It is better if the conflict of interest policy is communicated to all employees (and to contractors), even if they are not in a conflict of interest situation at the time. Particular attention should be devoted to the procedures for disclosure and the resolution of conflict of interest situations because the privacy and labor laws need to be taken into account when such actions are implemented.

Anti-Corruption Programs under Ukrainian Law

An anti-corruption program regulates a much narrower set of issues than the compliance policy or the code of ethics. Nevertheless, those companies that must have such a program as a separate policy (e.g., those that bid in government tenders) should observe some key requirements. First, the anti-corruption program needs to be preliminarily discussed with employees before it can be formally implemented. In addition, it must be accessible to the employees at all times. For Ukraine, this means that a policy in English (or another foreign language) uploaded somewhere on the company’s intranet will not satisfy this requirement.

Ukrainian law does not contain a full list of the issues that must be addressed in its anti-corruption program. However, the following specific items must be included:

1) the range of persons to whom the program applies

2) a list and description of the anti-corruption measures, standards and procedures, and the manner of their application, including the corruption risk assessment

3) the ethics standards for employees

4) the rights and obligations of the employees and company owners in the anti-corruption field

5) the rights and obligations of the compliance officer and subordinates (if any)

6) the procedure for regular reports by the compliance officer to the owners of the company

7) the procedure for monitoring compliance with the anti-corruption program and evaluation of the measures envisaged in it

8) the terms of confidentiality for employees providing information to the compliance officer about attempted bribery or the solicitation of bribes

9) the procedures for the protection of employees who have provided information about corruption or related offenses

The obligation to comply with the anti-corruption program must be included in the employment agreements of employees. This requirement may also be present in agreements with the contractors of a company, which provides solid legal grounds for protecting multinational businesses from questionable Ukrainian contractors.


Compliance Challenges in Ukraine

The relative novelty of the concept of compliance in the Ukrainian business environment means that there is little awareness and an acute shortage of qualified candidates for the position of compliance officer. As a result, non-compliance risks have been largely ignored, even by foreign managers of Ukrainian divisions of multinational companies. This has created significant potential (and actual) exposure to enforcement actions against companies and their management in their home countries (especially in the US), which in some cases led to loss of market share and dismissal of the relevant top managers.

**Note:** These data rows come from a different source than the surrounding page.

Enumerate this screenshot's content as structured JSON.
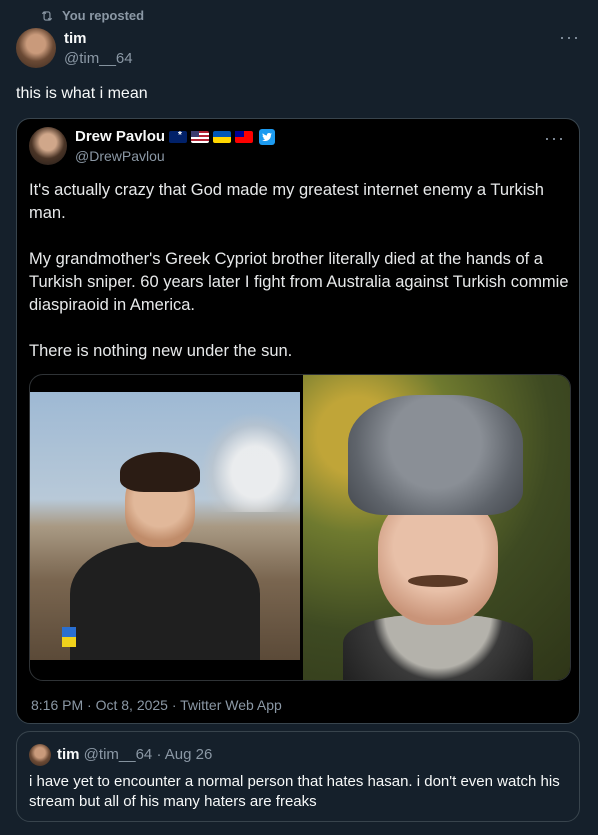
{
  "repost": {
    "label": "You reposted"
  },
  "post": {
    "name": "tim",
    "handle": "@tim__64",
    "text": "this is what i mean",
    "more": "···"
  },
  "quoted": {
    "name": "Drew Pavlou",
    "handle": "@DrewPavlou",
    "more": "···",
    "paragraphs": [
      "It's actually crazy that God made my greatest internet enemy a Turkish man.",
      "My grandmother's Greek Cypriot brother literally died at the hands of a Turkish sniper. 60 years later I fight from Australia against Turkish commie diaspiraoid in America.",
      "There is nothing new under the sun."
    ],
    "meta": "8:16 PM · Oct 8, 2025 · Twitter Web App"
  },
  "nested_quote": {
    "name": "tim",
    "handle": "@tim__64",
    "date": "· Aug 26",
    "text": "i have yet to encounter a normal person that hates hasan. i don't even watch his stream but all of his many haters are freaks"
  },
  "colors": {
    "background": "#15202b",
    "card": "#000000",
    "secondary_text": "#8b98a5",
    "border": "#38444d",
    "accent": "#1d9bf0"
  }
}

In our experience, the lack of compliance policies (or of their proper enforcement) in Ukrainian offices has led to the flourishing of costly corporate fraud, low morale and a lack of loyalty from staff, and significant effort and legal expenses required to clean up the consequences of non-compliant acts. This includes the cost of dismissing the relevant top managers and other employees, expenses related to the recovery of stolen assets, full investigations of violations in Ukraine and millions of dollars to defend the company in the US. Accordingly, managers of international businesses in Ukraine must pay prompt and constant attention to ensure that the business activities of their companies comply strictly with Ukrainian legislation and global best compliance practices.